Anti Privatization Debate, Opaque Rules and Neglected ‘Privatised’ Water Services Provision: Some Lessons from Indonesia
Posted: 15 Jul 2011 Last revised: 22 Dec 2011
Date Written: July 14, 2011
Out of 100 Articles in the Water Law, only one is dedicated to specifically regulate the drinking water and sanitation sector. Even this one article regulates Private Sector Participation (PSP) very vaguely. The Water Law neither provides clarity on the form of ownership nor the desired regulatory model. The implementing regulation of the Water Law implies that contracts between the government and the private sector will be the desired model, but left no clarity as to how the contract should be regulated.
As a result, there is a major lack of regulation in the water services sector. The idea to retain the ownership of assets while allowing PSP through contracts appears to be a modus-vivendi generated by the privatization debate. However, the contracts are not complemented by higher regulation to safeguard consumer’s interest.
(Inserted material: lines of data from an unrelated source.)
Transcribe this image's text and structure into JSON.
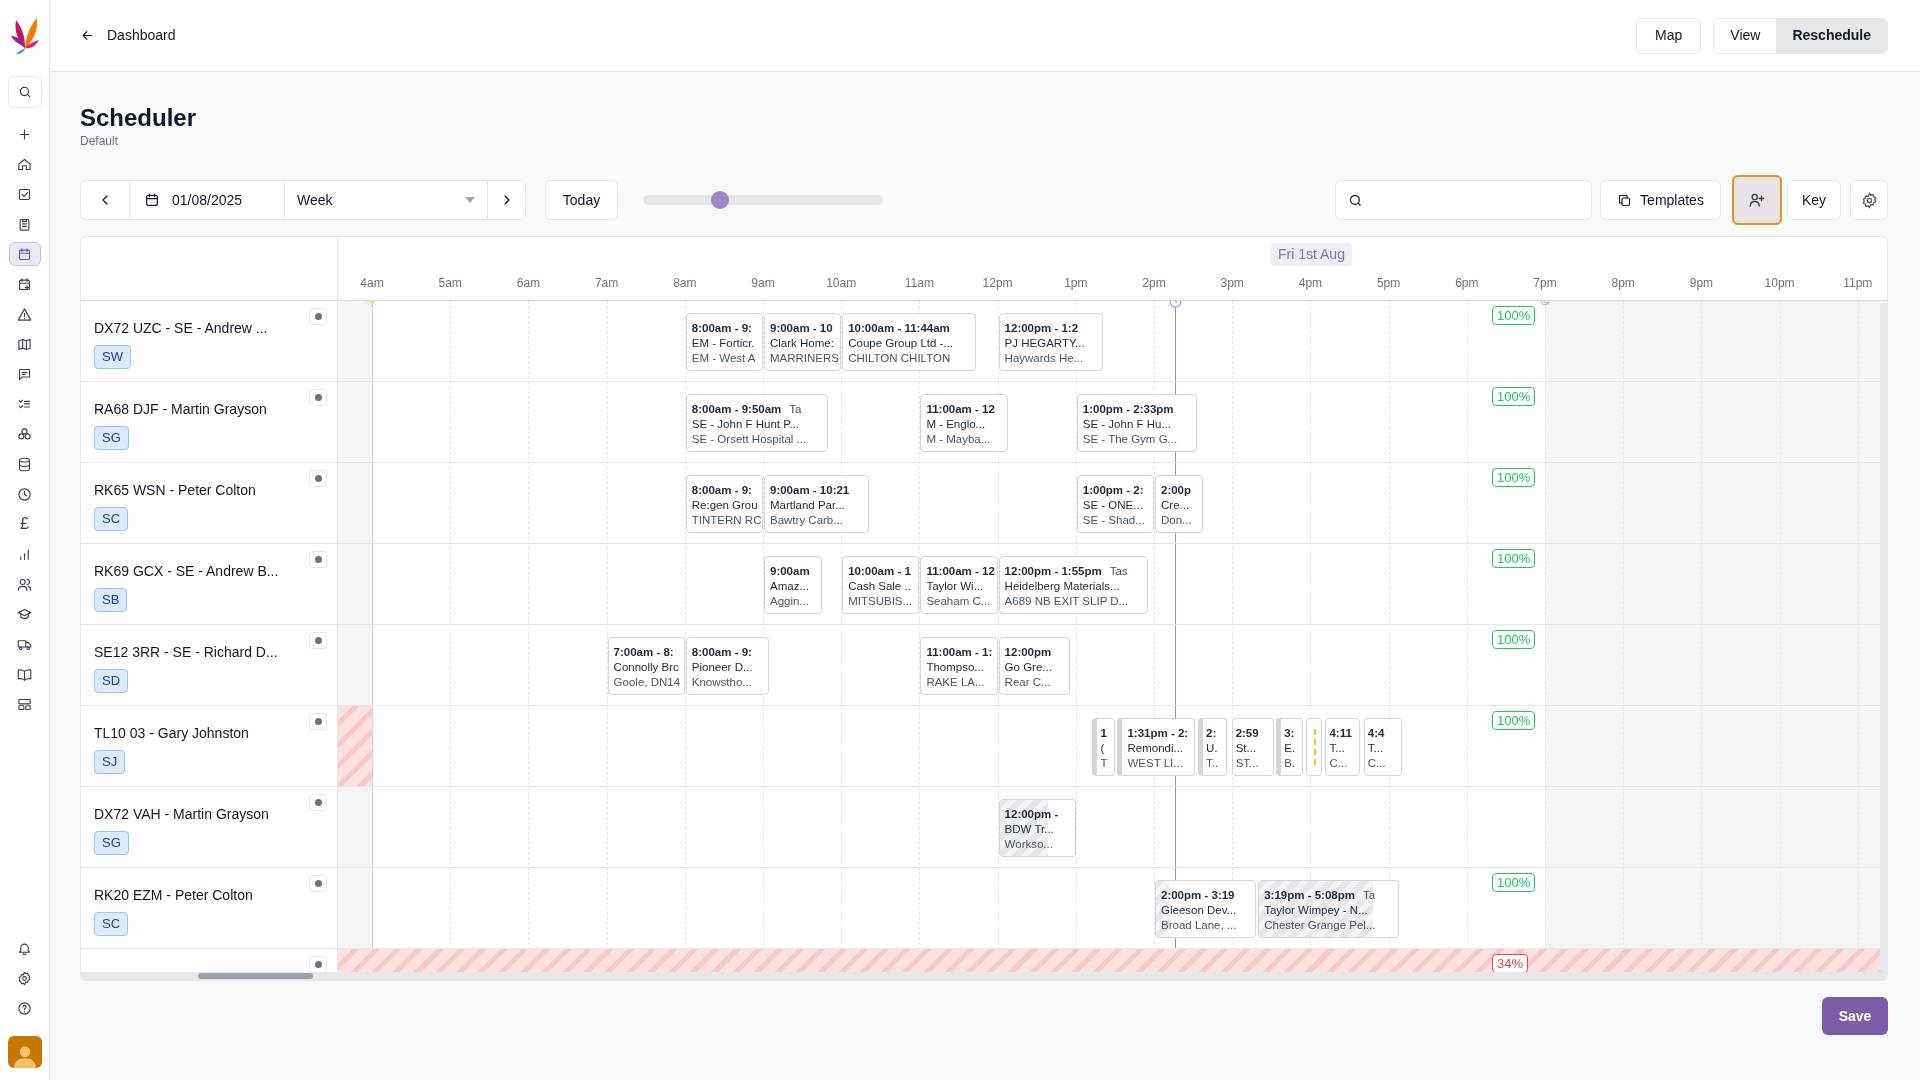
{
  "top_bar": {
    "back_link": "Dashboard",
    "buttons": [
      {
        "label": "Map"
      }
    ],
    "view_toggle": [
      {
        "label": "View",
        "selected": false
      },
      {
        "label": "Reschedule",
        "selected": true
      }
    ]
  },
  "sidebar": {
    "items": [
      {
        "selected": false
      },
      {
        "selected": false
      },
      {
        "selected": false
      },
      {
        "selected": false
      },
      {
        "selected": true
      },
      {
        "selected": false
      },
      {
        "selected": false
      },
      {
        "selected": false
      },
      {
        "selected": false
      },
      {
        "selected": false
      },
      {
        "selected": false
      },
      {
        "selected": false
      },
      {
        "selected": false
      },
      {
        "selected": false,
        "label": "£"
      },
      {
        "selected": false
      },
      {
        "selected": false
      },
      {
        "selected": false
      },
      {
        "selected": false
      },
      {
        "selected": false
      },
      {
        "selected": false
      }
    ]
  },
  "page": {
    "title": "Scheduler",
    "subtitle": "Default"
  },
  "toolbar": {
    "date": "01/08/2025",
    "range": "Week",
    "today": "Today",
    "zoom": {
      "level": 0.32
    },
    "templates": "Templates",
    "assign_button": {
      "focused": true
    },
    "key": "Key"
  },
  "timeline": {
    "date_label": "Fri 1st Aug",
    "hours": [
      "4am",
      "5am",
      "6am",
      "7am",
      "8am",
      "9am",
      "10am",
      "11am",
      "12pm",
      "1pm",
      "2pm",
      "3pm",
      "4pm",
      "5pm",
      "6pm",
      "7pm",
      "8pm",
      "9pm",
      "10pm",
      "11pm"
    ]
  },
  "rows": [
    {
      "label": "DX72 UZC - SE - Andrew ...",
      "tag": "SW",
      "early_blocked": false,
      "blocked": false,
      "utilisation": {
        "text": "100%",
        "color": "#22c55e"
      },
      "events": [
        {
          "kind": "job",
          "time": "8:00am - 9:",
          "lines": [
            "EM - Forticr.",
            "EM - West A"
          ]
        },
        {
          "kind": "job",
          "time": "9:00am - 10",
          "lines": [
            "Clark Home:",
            "MARRINERS"
          ]
        },
        {
          "kind": "job",
          "time": "10:00am - 11:44am",
          "lines": [
            "Coupe Group Ltd -...",
            "CHILTON CHILTON"
          ]
        },
        {
          "kind": "job",
          "time": "12:00pm - 1:2",
          "lines": [
            "PJ HEGARTY...",
            "Haywards He..."
          ]
        }
      ]
    },
    {
      "label": "RA68 DJF - Martin Grayson",
      "tag": "SG",
      "early_blocked": false,
      "blocked": false,
      "utilisation": {
        "text": "100%",
        "color": "#22c55e"
      },
      "events": [
        {
          "kind": "job",
          "time": "8:00am - 9:50am",
          "tag": "Ta",
          "lines": [
            "SE - John F Hunt P...",
            "SE - Orsett Hospital ..."
          ]
        },
        {
          "kind": "job",
          "time": "11:00am - 12",
          "lines": [
            "M - Englo...",
            "M - Mayba..."
          ]
        },
        {
          "kind": "job",
          "time": "1:00pm - 2:33pm",
          "lines": [
            "SE - John F Hu...",
            "SE - The Gym G..."
          ]
        }
      ]
    },
    {
      "label": "RK65 WSN - Peter Colton",
      "tag": "SC",
      "early_blocked": false,
      "blocked": false,
      "utilisation": {
        "text": "100%",
        "color": "#22c55e"
      },
      "events": [
        {
          "kind": "job",
          "time": "8:00am - 9:",
          "lines": [
            "Re:gen Grou",
            "TINTERN RC"
          ]
        },
        {
          "kind": "job",
          "time": "9:00am - 10:21",
          "lines": [
            "Martland Par...",
            "Bawtry Carb..."
          ]
        },
        {
          "kind": "job",
          "time": "1:00pm - 2:",
          "lines": [
            "SE - ONE...",
            "SE - Shad..."
          ]
        },
        {
          "kind": "job",
          "time": "2:00p",
          "lines": [
            "Cre...",
            "Don..."
          ]
        }
      ]
    },
    {
      "label": "RK69 GCX - SE - Andrew B...",
      "tag": "SB",
      "early_blocked": false,
      "blocked": false,
      "utilisation": {
        "text": "100%",
        "color": "#22c55e"
      },
      "events": [
        {
          "kind": "job",
          "time": "9:00am",
          "lines": [
            "Amaz...",
            "Aggin..."
          ]
        },
        {
          "kind": "job",
          "time": "10:00am - 1",
          "lines": [
            "Cash Sale ..",
            "MITSUBIS..."
          ]
        },
        {
          "kind": "job",
          "time": "11:00am - 12",
          "lines": [
            "Taylor Wi...",
            "Seaham C..."
          ]
        },
        {
          "kind": "job",
          "time": "12:00pm - 1:55pm",
          "tag": "Tas",
          "lines": [
            "Heidelberg Materials...",
            "A689 NB EXIT SLIP D..."
          ]
        }
      ]
    },
    {
      "label": "SE12 3RR - SE - Richard D...",
      "tag": "SD",
      "early_blocked": false,
      "blocked": false,
      "utilisation": {
        "text": "100%",
        "color": "#22c55e"
      },
      "events": [
        {
          "kind": "job",
          "time": "7:00am - 8:",
          "lines": [
            "Connolly Brc",
            "Goole, DN14"
          ]
        },
        {
          "kind": "job",
          "time": "8:00am - 9:",
          "lines": [
            "Pioneer D...",
            "Knowstho..."
          ]
        },
        {
          "kind": "job",
          "time": "11:00am - 1:",
          "lines": [
            "Thompso...",
            "RAKE LA..."
          ]
        },
        {
          "kind": "job",
          "time": "12:00pm",
          "lines": [
            "Go Gre...",
            "Rear C..."
          ]
        }
      ]
    },
    {
      "label": "TL10 03 - Gary Johnston",
      "tag": "SJ",
      "early_blocked": true,
      "blocked": false,
      "utilisation": {
        "text": "100%",
        "color": "#22c55e"
      },
      "events": [
        {
          "kind": "job",
          "time": "1",
          "lines": [
            "(",
            "T"
          ],
          "hatched_edge": true
        },
        {
          "kind": "job",
          "time": "1:31pm - 2:",
          "lines": [
            "Remondi...",
            "WEST LI..."
          ],
          "hatched_edge": true
        },
        {
          "kind": "job",
          "time": "2:",
          "lines": [
            "U.",
            "T.."
          ],
          "hatched_edge": true
        },
        {
          "kind": "job",
          "time": "2:59",
          "lines": [
            "St...",
            "ST..."
          ],
          "hatched_edge": false
        },
        {
          "kind": "job",
          "time": "3:",
          "lines": [
            "E.",
            "B."
          ],
          "hatched_edge": true
        },
        {
          "kind": "marker",
          "hatched_edge": false
        },
        {
          "kind": "job",
          "time": "4:11",
          "lines": [
            "T...",
            "C..."
          ],
          "hatched_edge": false
        },
        {
          "kind": "job",
          "time": "4:4",
          "lines": [
            "T...",
            "C..."
          ],
          "hatched_edge": false
        }
      ]
    },
    {
      "label": "DX72 VAH - Martin Grayson",
      "tag": "SG",
      "early_blocked": false,
      "blocked": false,
      "events": [
        {
          "kind": "job",
          "time": "12:00pm -",
          "lines": [
            "BDW Tr...",
            "Workso..."
          ],
          "level": 0.65
        }
      ]
    },
    {
      "label": "RK20 EZM - Peter Colton",
      "tag": "SC",
      "early_blocked": false,
      "blocked": false,
      "utilisation": {
        "text": "100%",
        "color": "#22c55e"
      },
      "events": [
        {
          "kind": "job",
          "time": "2:00pm - 3:19",
          "lines": [
            "Gleeson Dev...",
            "Broad Lane, ..."
          ],
          "level": 0.13
        },
        {
          "kind": "job",
          "time": "3:19pm - 5:08pm",
          "tag": "Ta",
          "lines": [
            "Taylor Wimpey - N...",
            "Chester Grange Pel..."
          ],
          "level": 0.82
        }
      ]
    },
    {
      "early_blocked": false,
      "blocked": true,
      "utilisation": {
        "text": "34%",
        "color": "#ef4444"
      },
      "events": []
    }
  ],
  "save": "Save"
}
In many regions, service levels and consumers rights are thus subjected to contractual negotiations to be agreed bilaterally between the authorities and the private sector while citizens are considered only as an auxiliary to the whole process.
This is the pre-peer reviewed version of the of the article which has been published in final form at the IDS Bulletin.
Keywords: water, law, privatisation, indonesia, infrastructure, utilities
Suggested Citation: Suggested Citation